**YOUR INSTRUCTIONS**
Taking the data below line by line, count those that include the word "selected" and report the number alone.

**DATASET RECORDS**
^^^^
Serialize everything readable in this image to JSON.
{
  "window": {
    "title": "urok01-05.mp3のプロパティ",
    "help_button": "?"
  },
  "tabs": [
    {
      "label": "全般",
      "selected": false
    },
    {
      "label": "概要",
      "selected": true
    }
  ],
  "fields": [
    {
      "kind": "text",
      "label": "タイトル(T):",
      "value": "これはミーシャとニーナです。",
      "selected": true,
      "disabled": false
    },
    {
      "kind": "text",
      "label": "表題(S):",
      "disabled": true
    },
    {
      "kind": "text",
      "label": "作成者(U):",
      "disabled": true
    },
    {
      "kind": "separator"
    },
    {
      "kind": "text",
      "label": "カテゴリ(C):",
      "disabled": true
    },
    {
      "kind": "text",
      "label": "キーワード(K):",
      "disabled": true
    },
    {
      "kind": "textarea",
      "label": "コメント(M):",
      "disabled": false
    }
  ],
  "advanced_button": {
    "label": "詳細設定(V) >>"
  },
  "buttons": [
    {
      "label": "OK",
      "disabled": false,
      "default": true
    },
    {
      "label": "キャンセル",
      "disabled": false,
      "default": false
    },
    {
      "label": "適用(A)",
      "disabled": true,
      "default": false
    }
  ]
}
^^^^
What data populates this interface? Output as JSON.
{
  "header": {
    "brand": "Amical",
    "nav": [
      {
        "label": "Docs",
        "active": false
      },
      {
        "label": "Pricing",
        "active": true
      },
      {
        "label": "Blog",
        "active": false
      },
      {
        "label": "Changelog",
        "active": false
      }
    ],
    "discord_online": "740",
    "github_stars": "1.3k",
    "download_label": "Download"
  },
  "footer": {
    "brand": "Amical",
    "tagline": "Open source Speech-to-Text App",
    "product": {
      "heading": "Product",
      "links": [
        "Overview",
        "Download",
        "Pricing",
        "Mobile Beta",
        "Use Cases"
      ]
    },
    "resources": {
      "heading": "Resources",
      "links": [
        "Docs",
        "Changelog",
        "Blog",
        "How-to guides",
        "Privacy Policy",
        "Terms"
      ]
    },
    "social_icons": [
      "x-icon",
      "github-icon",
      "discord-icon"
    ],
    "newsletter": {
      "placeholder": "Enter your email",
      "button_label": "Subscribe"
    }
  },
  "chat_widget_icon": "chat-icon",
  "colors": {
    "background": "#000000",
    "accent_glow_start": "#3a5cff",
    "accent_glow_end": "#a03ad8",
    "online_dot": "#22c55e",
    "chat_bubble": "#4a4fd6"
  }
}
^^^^
**ANSWER SPACE**
3